Out of 1 Ratings

Owner's of the LG Electronics Cell Phone Vu gave it a score of 3.0 out of 5. Here's how the scores stacked up:
  • Reliability

    3.0 out of 5
  • Durability

    3.0 out of 5
  • Maintenance

    3.0 out of 5
  • Performance

    3.0 out of 5
  • Ease of Use

    3.0 out of 5
of 143
<< 125
Safety Guidelines
users. The CRADA will also include a broad assessment of additional research
needs in the context of the latest research developments around the world.
7. How can I find out how much radio frequency energy exposure I can get
by using my wireless phone?
All phones sold in the United States must comply with Federal
Communications Commission (FCC) guidelines that limit radio frequency
energy (RF) exposures. The FCC established these guidelines in consultation
with the FDA and the other federal health and safety agencies.
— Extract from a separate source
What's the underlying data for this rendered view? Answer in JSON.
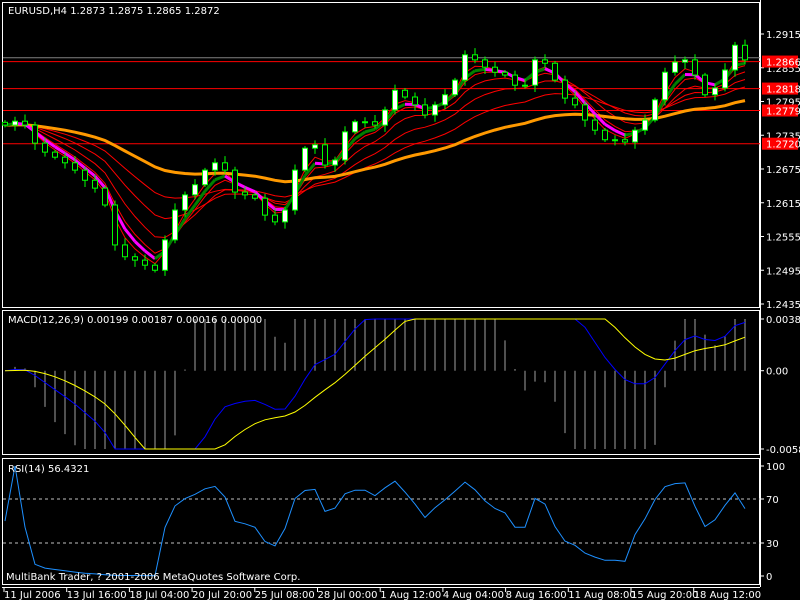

The FCC limit
for RF exposure from wireless telephones is set at a Specific Absorption Rate
(SAR) of 1.6 watts per kilogram (1.6 W/kg). The FCC limit is consistent with
the safety standards developed by the Institute of Electrical and Electronic
Engineering (IEEE) and the National Council on Radiation Protection and
Measurement. The exposure limit takes into consideration the body’s ability
to remove heat from the tissues that absorb energy from the wireless phone
and is set well below levels known to have effects. Manufacturers of wireless
phones must report the RF exposure level for each model of phone to the
FCC. The FCC website (http://www.fcc.gov/oet/rfsafety) gives directions for
locating the FCC identification number on your phone so you can find your
phone’s RF exposure level in the online listing.
8. What has the FDA done to measure the radio frequency energy coming
from wireless phones?
The Institute of Electrical and Electronic Engineers (IEEE) is developing a
technical standard for measuring the radio frequency energy (RF) exposure
from wireless phones and other wireless handsets with the participation and
leadership of FDA scientists and engineers. The standard, ‘Recommended
Practice for Determining the Spatial- Peak Specific Absorption Rate (SAR) in
the Human Body Due to Wireless Communications Devices: Experimental
Techniques,’ sets forth the first consistent test methodology for measuring
the rate at which RF is deposited in the heads of wireless phone users. The
test method uses a tissuesimulating model of the human head. Standardized
SAR test methodology is expected to greatly improve the consistency of
measurements made at different laboratories on the same phone. SAR is the
measurement of the amount of energy absorbed in tissue, either by the